[Data about app and page elements]
= = = = =

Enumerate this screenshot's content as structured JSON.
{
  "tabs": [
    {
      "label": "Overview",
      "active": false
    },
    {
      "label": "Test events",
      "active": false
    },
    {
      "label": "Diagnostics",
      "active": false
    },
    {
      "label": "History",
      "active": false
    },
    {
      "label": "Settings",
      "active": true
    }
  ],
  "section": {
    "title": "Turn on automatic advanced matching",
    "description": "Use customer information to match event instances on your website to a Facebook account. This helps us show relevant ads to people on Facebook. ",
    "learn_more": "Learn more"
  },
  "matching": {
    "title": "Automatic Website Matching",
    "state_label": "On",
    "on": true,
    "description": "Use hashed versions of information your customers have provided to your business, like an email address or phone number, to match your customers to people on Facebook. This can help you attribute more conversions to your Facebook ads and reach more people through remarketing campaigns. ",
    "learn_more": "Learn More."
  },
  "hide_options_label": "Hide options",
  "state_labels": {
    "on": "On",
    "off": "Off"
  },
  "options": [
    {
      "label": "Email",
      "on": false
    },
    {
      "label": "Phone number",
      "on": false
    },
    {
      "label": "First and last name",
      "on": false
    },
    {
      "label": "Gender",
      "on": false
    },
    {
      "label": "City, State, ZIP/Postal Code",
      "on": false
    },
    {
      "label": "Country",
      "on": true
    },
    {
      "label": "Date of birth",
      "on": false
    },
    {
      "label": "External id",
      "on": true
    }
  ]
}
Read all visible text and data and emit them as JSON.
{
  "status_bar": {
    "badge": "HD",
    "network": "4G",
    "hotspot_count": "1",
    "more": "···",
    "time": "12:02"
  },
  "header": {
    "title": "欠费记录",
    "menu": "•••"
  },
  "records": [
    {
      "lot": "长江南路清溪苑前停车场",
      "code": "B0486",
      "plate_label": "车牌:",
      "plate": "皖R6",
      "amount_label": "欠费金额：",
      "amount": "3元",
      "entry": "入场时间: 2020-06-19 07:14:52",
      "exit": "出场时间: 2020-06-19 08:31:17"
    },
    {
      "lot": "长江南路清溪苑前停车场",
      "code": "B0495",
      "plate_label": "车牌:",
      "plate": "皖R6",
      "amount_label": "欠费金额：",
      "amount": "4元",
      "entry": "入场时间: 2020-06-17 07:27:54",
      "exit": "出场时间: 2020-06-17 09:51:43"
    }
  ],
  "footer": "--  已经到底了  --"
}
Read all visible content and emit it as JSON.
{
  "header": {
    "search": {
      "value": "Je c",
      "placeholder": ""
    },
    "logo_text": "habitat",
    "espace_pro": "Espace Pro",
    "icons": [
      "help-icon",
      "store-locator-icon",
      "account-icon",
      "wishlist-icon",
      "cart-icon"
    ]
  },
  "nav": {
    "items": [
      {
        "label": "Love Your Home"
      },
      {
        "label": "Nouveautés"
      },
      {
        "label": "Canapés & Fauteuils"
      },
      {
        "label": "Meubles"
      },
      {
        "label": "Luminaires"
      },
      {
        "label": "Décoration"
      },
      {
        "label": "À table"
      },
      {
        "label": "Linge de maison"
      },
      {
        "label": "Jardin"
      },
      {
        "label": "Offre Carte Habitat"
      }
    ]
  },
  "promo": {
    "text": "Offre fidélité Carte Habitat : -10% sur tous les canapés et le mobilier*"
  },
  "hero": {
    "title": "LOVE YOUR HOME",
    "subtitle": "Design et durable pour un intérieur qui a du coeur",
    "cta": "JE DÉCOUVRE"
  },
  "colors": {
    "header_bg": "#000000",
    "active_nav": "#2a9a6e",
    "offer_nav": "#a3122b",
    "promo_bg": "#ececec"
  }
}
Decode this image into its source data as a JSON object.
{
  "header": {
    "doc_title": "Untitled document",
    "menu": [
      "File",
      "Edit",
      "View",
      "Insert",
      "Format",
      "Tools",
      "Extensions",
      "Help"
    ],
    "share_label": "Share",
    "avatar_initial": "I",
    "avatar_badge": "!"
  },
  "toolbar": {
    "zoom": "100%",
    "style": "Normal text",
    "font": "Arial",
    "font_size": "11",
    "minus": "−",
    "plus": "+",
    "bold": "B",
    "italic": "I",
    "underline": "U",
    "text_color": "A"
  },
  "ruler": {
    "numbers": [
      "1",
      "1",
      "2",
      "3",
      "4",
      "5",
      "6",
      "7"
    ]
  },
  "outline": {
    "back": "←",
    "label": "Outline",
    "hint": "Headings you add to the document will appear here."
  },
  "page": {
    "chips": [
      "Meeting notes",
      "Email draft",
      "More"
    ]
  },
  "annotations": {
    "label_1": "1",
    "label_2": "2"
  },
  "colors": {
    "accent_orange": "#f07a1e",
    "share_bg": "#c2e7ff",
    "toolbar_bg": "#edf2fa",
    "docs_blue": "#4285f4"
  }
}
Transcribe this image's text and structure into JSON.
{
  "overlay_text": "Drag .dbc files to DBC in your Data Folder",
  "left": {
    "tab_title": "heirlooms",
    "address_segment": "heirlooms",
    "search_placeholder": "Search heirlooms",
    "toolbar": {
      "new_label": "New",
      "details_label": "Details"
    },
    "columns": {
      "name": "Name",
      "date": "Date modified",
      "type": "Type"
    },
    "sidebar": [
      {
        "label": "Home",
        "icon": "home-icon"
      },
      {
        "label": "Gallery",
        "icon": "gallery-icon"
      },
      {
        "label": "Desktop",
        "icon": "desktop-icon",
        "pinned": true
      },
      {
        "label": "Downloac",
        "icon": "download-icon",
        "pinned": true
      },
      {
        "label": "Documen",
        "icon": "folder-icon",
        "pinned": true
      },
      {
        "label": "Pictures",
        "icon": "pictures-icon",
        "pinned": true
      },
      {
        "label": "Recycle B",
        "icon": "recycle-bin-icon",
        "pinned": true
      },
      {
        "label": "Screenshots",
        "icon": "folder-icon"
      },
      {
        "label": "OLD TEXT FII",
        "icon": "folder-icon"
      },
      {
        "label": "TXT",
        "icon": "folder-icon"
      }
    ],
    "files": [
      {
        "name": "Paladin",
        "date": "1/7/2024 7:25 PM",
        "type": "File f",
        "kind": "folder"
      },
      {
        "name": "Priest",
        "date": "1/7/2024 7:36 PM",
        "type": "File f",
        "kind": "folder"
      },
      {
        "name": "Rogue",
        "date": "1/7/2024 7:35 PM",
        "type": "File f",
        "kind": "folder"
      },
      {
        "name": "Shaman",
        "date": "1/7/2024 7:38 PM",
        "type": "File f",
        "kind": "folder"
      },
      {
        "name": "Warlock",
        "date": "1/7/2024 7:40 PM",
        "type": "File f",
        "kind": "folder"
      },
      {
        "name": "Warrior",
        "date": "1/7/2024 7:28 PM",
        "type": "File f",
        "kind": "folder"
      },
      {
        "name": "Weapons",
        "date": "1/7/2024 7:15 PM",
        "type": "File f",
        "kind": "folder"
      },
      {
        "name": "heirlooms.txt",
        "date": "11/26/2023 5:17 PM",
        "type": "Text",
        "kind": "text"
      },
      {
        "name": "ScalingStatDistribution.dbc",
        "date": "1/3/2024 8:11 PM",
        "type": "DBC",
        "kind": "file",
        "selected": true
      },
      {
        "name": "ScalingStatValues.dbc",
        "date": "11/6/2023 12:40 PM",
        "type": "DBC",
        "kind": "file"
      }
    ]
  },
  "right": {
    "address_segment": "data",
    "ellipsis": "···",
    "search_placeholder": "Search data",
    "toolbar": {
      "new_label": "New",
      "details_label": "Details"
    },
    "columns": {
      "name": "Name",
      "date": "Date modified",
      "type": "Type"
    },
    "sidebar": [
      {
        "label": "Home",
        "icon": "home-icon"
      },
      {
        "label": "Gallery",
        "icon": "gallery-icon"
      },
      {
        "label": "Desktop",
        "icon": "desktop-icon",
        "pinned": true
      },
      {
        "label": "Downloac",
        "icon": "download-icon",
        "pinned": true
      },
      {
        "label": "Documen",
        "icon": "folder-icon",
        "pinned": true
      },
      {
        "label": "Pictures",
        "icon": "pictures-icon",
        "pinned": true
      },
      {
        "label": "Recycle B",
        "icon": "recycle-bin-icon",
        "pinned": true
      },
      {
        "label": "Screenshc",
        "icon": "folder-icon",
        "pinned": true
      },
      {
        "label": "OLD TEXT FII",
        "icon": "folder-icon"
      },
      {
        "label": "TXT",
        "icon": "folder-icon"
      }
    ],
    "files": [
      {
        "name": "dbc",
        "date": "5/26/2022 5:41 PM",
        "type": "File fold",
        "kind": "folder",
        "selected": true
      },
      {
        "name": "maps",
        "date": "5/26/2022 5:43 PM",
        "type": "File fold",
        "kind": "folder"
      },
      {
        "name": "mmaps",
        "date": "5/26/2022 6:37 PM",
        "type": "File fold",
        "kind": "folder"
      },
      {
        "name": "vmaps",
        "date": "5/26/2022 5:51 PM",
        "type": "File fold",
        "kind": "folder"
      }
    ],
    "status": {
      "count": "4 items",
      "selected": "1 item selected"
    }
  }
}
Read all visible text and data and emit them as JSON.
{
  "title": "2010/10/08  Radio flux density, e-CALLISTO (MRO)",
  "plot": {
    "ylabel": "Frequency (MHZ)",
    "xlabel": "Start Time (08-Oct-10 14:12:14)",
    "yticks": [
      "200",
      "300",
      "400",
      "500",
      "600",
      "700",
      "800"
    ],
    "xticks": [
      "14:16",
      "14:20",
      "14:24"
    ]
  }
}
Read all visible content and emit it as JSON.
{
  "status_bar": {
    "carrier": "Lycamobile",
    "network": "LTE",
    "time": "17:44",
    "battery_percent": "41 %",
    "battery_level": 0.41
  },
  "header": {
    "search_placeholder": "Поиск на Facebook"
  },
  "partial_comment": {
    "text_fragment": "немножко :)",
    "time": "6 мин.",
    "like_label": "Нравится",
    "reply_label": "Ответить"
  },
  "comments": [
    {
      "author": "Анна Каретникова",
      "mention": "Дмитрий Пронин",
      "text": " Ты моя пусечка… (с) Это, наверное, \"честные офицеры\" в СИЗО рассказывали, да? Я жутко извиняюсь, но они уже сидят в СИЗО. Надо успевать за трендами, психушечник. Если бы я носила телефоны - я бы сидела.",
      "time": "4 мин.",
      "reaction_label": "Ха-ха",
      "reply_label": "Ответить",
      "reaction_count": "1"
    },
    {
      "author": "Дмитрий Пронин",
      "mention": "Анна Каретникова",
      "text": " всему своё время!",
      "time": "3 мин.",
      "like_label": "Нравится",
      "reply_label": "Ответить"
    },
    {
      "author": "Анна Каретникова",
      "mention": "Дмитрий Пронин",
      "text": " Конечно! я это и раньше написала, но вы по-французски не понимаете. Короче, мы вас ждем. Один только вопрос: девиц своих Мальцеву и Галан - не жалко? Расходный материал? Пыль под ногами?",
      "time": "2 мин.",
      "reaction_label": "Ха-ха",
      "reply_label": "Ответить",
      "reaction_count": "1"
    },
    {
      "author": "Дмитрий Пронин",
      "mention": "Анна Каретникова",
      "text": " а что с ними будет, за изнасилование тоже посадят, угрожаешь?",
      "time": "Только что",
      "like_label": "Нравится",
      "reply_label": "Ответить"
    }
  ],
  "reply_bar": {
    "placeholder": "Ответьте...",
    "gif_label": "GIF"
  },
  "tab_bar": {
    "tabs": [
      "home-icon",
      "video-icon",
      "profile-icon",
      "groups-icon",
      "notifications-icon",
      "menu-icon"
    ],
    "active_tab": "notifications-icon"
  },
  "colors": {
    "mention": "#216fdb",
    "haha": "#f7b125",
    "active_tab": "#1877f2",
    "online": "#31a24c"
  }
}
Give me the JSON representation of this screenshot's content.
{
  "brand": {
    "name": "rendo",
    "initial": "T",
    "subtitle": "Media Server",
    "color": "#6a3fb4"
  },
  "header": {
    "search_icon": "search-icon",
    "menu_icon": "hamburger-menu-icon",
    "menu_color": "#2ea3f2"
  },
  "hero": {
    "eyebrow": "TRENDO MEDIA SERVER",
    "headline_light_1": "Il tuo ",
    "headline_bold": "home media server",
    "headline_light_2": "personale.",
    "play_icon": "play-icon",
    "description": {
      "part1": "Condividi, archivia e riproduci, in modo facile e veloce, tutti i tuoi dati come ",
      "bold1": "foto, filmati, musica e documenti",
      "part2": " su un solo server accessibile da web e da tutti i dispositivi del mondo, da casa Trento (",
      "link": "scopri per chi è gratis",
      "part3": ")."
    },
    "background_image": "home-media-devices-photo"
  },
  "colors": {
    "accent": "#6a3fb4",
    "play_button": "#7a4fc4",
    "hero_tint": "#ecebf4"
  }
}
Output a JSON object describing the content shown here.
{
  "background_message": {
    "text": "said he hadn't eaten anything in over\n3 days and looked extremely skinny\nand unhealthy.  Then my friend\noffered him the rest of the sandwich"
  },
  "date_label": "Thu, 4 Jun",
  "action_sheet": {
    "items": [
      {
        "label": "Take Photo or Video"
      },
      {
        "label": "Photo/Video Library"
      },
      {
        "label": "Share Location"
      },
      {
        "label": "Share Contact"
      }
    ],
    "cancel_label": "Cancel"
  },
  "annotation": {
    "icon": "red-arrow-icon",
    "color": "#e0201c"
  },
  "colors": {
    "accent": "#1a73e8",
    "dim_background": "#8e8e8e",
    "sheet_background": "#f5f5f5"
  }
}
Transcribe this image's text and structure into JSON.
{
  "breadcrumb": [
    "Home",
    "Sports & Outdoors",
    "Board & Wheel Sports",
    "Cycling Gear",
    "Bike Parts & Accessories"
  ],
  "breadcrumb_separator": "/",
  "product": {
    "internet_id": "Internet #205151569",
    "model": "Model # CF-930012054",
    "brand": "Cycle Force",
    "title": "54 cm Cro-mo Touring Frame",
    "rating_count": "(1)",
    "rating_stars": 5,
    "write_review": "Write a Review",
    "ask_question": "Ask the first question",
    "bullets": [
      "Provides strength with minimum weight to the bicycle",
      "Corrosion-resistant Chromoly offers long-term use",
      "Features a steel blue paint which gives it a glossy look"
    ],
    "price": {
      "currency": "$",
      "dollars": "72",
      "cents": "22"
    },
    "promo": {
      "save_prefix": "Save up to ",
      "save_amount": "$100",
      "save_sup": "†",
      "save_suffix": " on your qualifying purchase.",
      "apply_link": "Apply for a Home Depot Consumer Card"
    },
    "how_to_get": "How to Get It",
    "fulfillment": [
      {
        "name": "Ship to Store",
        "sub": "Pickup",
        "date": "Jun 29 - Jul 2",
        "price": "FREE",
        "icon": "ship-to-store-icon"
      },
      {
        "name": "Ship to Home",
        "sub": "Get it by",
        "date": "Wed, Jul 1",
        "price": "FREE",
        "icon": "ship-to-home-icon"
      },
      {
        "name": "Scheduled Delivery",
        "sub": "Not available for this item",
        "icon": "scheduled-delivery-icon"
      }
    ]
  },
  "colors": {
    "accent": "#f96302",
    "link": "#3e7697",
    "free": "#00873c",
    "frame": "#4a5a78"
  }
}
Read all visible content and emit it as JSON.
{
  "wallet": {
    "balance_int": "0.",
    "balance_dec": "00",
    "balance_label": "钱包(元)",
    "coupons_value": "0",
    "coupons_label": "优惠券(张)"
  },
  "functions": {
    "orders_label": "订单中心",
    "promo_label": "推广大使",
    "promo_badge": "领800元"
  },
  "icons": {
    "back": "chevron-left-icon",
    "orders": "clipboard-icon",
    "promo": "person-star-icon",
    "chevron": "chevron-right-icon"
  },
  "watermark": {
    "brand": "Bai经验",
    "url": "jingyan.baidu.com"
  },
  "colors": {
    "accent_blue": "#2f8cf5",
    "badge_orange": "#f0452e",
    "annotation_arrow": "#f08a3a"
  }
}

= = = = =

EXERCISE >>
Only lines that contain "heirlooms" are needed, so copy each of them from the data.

THE COMPLETED TASK >>
    "tab_title": "heirlooms",
    "address_segment": "heirlooms",
    "search_placeholder": "Search heirlooms",
        "name": "heirlooms.txt",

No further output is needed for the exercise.